    Read More »from N.S. fishing lodge owners targeted online win another suit against Mississippi blogger
  • Consensual sex needs not just a ‘yes,’ but an ‘emphatic yes’

    Get ready to add another term to the lexicon of negotiation between sexual partners: Enthusiastic yes.

    By that I don't mean "Yes! Oh, yes, yes, yes, yes!"

    What I'm talking about here is the declaration before any clothes are shed.

    The turmoil generated last fall by troglodyte frosh-week "rape chants" continues to ripple across Canadian university campuses.

    StudentsNS, an alliance of Nova Scotia post-secondary students, has set up a website promoting the idea that consent to have sex should go beyond a casual affirmation to embrace, if you'll pardon the expression, something more emphatic.

    "Sex without enthusiastic consent is not sex at all. It's sexual assault or rape," says the site morethanyes.ca.

    [ Related: Saint Mary's pro-rape chant sparks 20 new recommendations ]

    The culture around sex on campus has been under national microscope since reports surfaced from St. Mary's University in Halifax about a frosh-week chant that condoned non-consensual sex and sex with underage partners.

    Read More »from Consensual sex needs not just a ‘yes,’ but an ‘emphatic yes’
  • Death of suspect in quadruple murder leaves unanswered questions

    Eleven-year-old Beatrice Godin shot Saturday in a home in St-Isidore along with her 13-year-old sister Médora.

    Martin Godin died Sunday night in a Quebec City hospital, three weeks after trying to shoot himself to death.

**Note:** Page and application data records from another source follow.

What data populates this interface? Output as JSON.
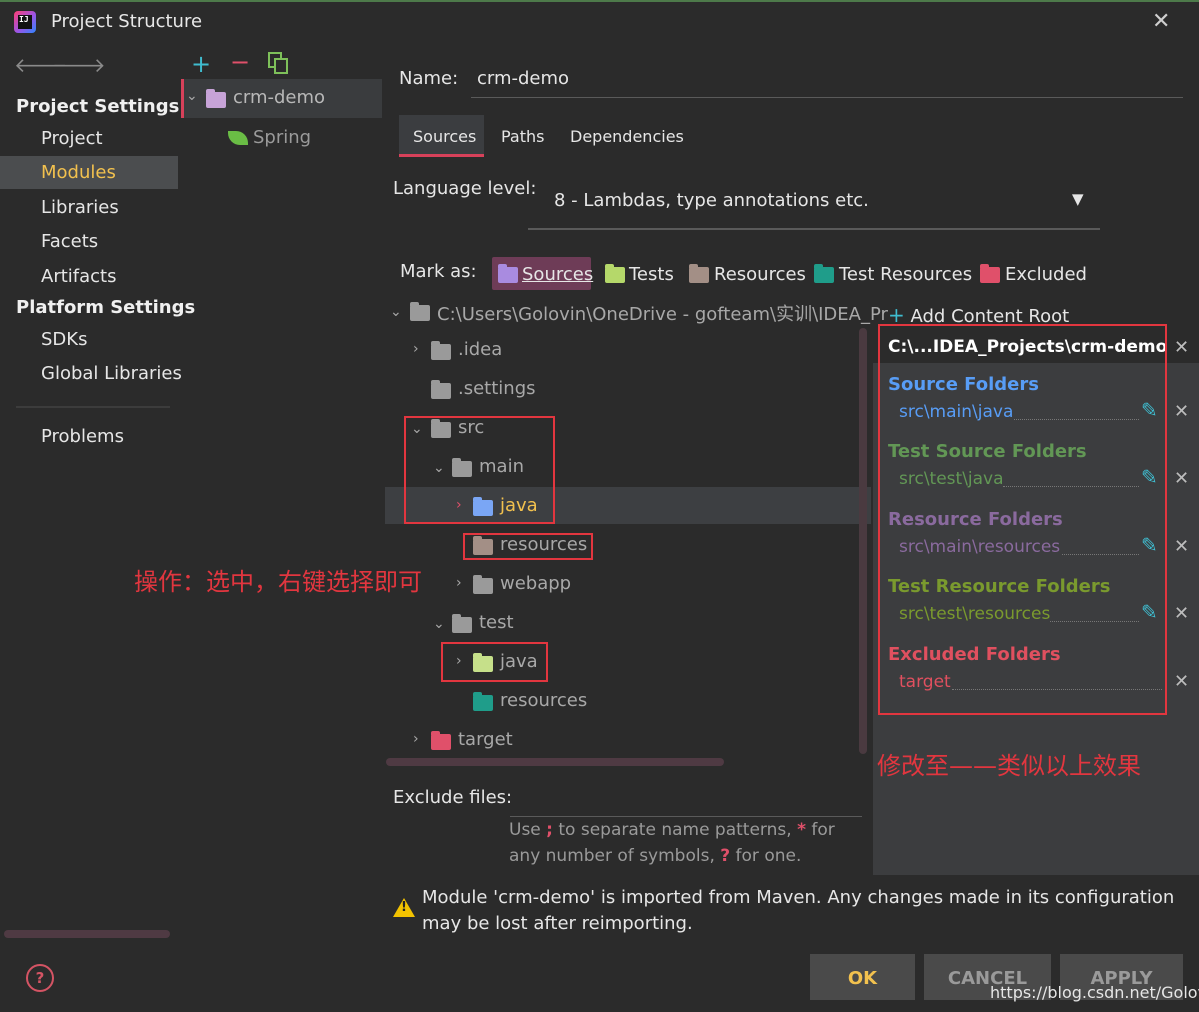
{
  "window": {
    "title": "Project Structure",
    "close_label": "✕"
  },
  "toolbar": {
    "back": "🡐",
    "forward": "🡒",
    "add": "+",
    "remove": "−"
  },
  "sidebar": {
    "project_settings": "Project Settings",
    "items_project": [
      "Project",
      "Modules",
      "Libraries",
      "Facets",
      "Artifacts"
    ],
    "platform_settings": "Platform Settings",
    "items_platform": [
      "SDKs",
      "Global Libraries"
    ],
    "problems": "Problems",
    "help": "?"
  },
  "modules": {
    "module_name": "crm-demo",
    "facet_name": "Spring"
  },
  "detail": {
    "name_label": "Name:",
    "name_value": "crm-demo",
    "tabs": [
      "Sources",
      "Paths",
      "Dependencies"
    ],
    "language_label": "Language level:",
    "language_value": "8 - Lambdas, type annotations etc.",
    "mark_label": "Mark as:",
    "mark_items": [
      "Sources",
      "Tests",
      "Resources",
      "Test Resources",
      "Excluded"
    ]
  },
  "tree": {
    "root": "C:\\Users\\Golovin\\OneDrive - gofteam\\实训\\IDEA_Pr",
    "nodes": [
      ".idea",
      ".settings",
      "src",
      "main",
      "java",
      "resources",
      "webapp",
      "test",
      "java",
      "resources",
      "target"
    ]
  },
  "annotations": {
    "left_note": "操作：选中，右键选择即可",
    "right_note": "修改至——类似以上效果"
  },
  "content_root": {
    "add_label": "Add Content Root",
    "path": "C:\\...IDEA_Projects\\crm-demo",
    "groups": [
      {
        "heading": "Source Folders",
        "path": "src\\main\\java",
        "color": "#589df6"
      },
      {
        "heading": "Test Source Folders",
        "path": "src\\test\\java",
        "color": "#629755"
      },
      {
        "heading": "Resource Folders",
        "path": "src\\main\\resources",
        "color": "#8a6a9e"
      },
      {
        "heading": "Test Resource Folders",
        "path": "src\\test\\resources",
        "color": "#7a9a2e"
      },
      {
        "heading": "Excluded Folders",
        "path": "target",
        "color": "#e0505f"
      }
    ]
  },
  "exclude": {
    "label": "Exclude files:",
    "hint_1a": "Use",
    "hint_1sep": ";",
    "hint_1b": "to separate name patterns,",
    "hint_1star": "*",
    "hint_1c": "for",
    "hint_2a": "any number of symbols,",
    "hint_2q": "?",
    "hint_2b": "for one."
  },
  "warning": "Module 'crm-demo' is imported from Maven. Any changes made in its configuration may be lost after reimporting.",
  "buttons": {
    "ok": "OK",
    "cancel": "CANCEL",
    "apply": "APPLY"
  },
  "watermark": "https://blog.csdn.net/Golovin"
}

    The dark shadow of suicide, with its tragic aura of failure, was deepened by the fact Godin's death frustratingly left us with unanswered questions. For Godin also allegedly murdered his two young daughters, his ex-wife and her boyfriend.

    Godin, always the prime suspect in the killings, never spoke. His death leaves police in the Chaudiere-Appalaches region south of Quebec City trying to fill in the missing pieces of what's thought to have been a murderous love triangle before they close the file.

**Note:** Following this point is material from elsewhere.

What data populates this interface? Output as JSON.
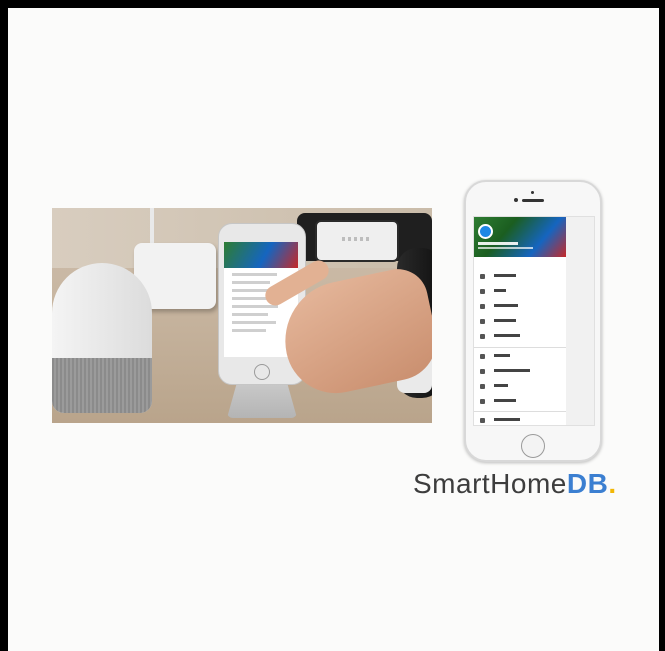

    [ Related: Suspect in Quebec quadruple slaying dies in hospital ]

    Godin was always the prime suspect, but investigators will have to turn up other sources to reveal what finally may have driven him to annihilate his family and the timeline for his rampage, which covered two communities 70 kilometres apart.

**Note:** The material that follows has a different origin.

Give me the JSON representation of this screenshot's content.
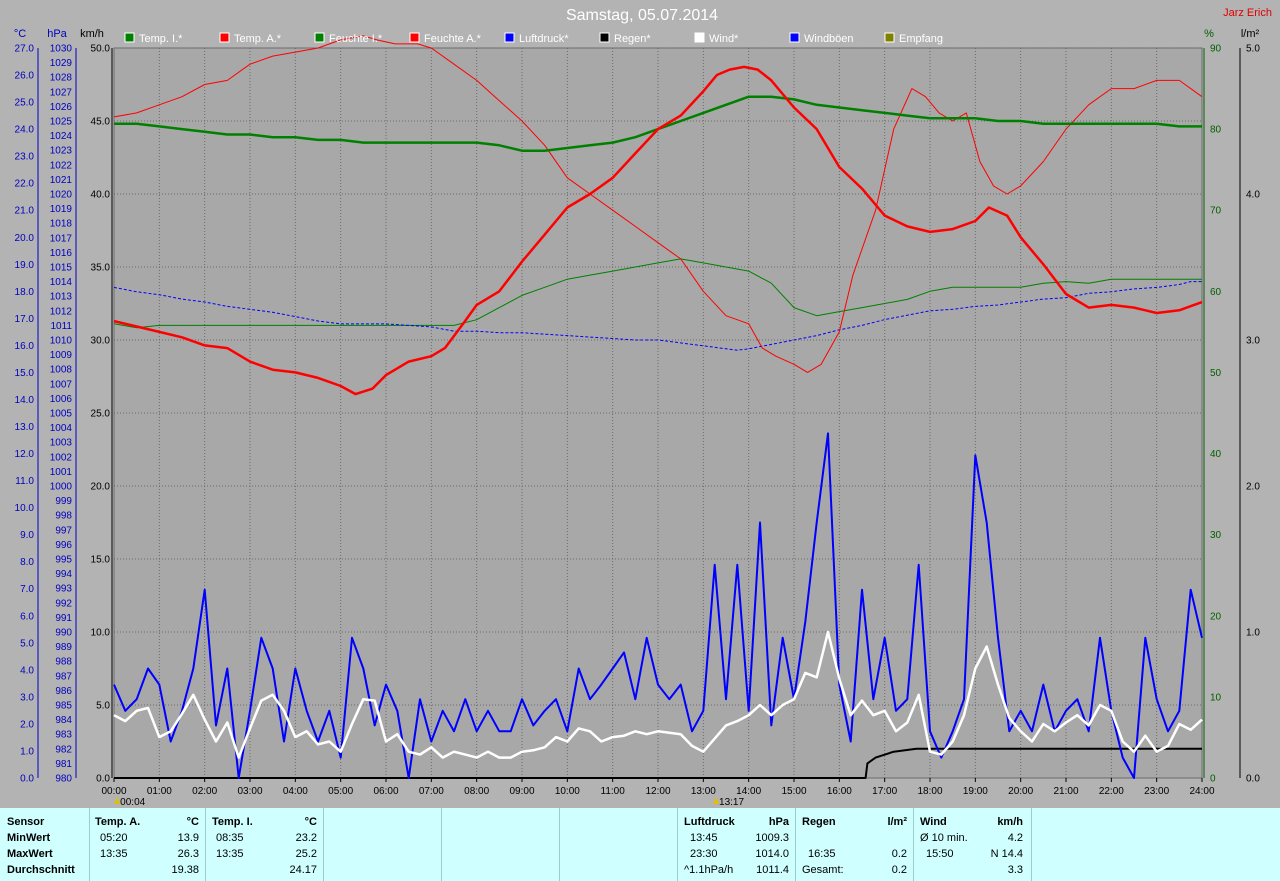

    Several Facebook pages have been set up in to remember sisters Béatrice and Médora Godin.The Montreal Gazette reported shortly after the killings that the Sûreté du

    Read More »from Death of suspect in quadruple murder leaves unanswered questions
  • Is pot tax revenue too tempting for government to refuse?

    A fully budded marijuana plant. REUTERS/Rick WilkingCanadians looking for practical arguments in favour of legalizing recreational marijuana use just got some powerful ammunition from south of the border. The kind governments often can't resist.

    Colorado, which along with Washington state legalized pot following 2012 referendums, announced last week it estimates the tax haul from recreational pot (which carries a 25 per cent sales tax) between Jan. 1, the first day of legal sales, and June 30, 2015, will be $117.8 million (all US figures ). Medicinal pot sales will add another $15.8 million, according to the New York Times.

    The projection is far above initial estimates and presumably is based on the explosion of sales last month. The state government projected recreational marijuana sales could generate $610 million, with an additional $345 million coming from medical pot, Britain's Daily Telegraph reported.

    “It’s well on its way to being a billion-dollar industry,” Michael Elliott, executive director of the Marijuana Industry Group, a

    Read More »from Is pot tax revenue too tempting for government to refuse?

Pagination

(1,583 Stories)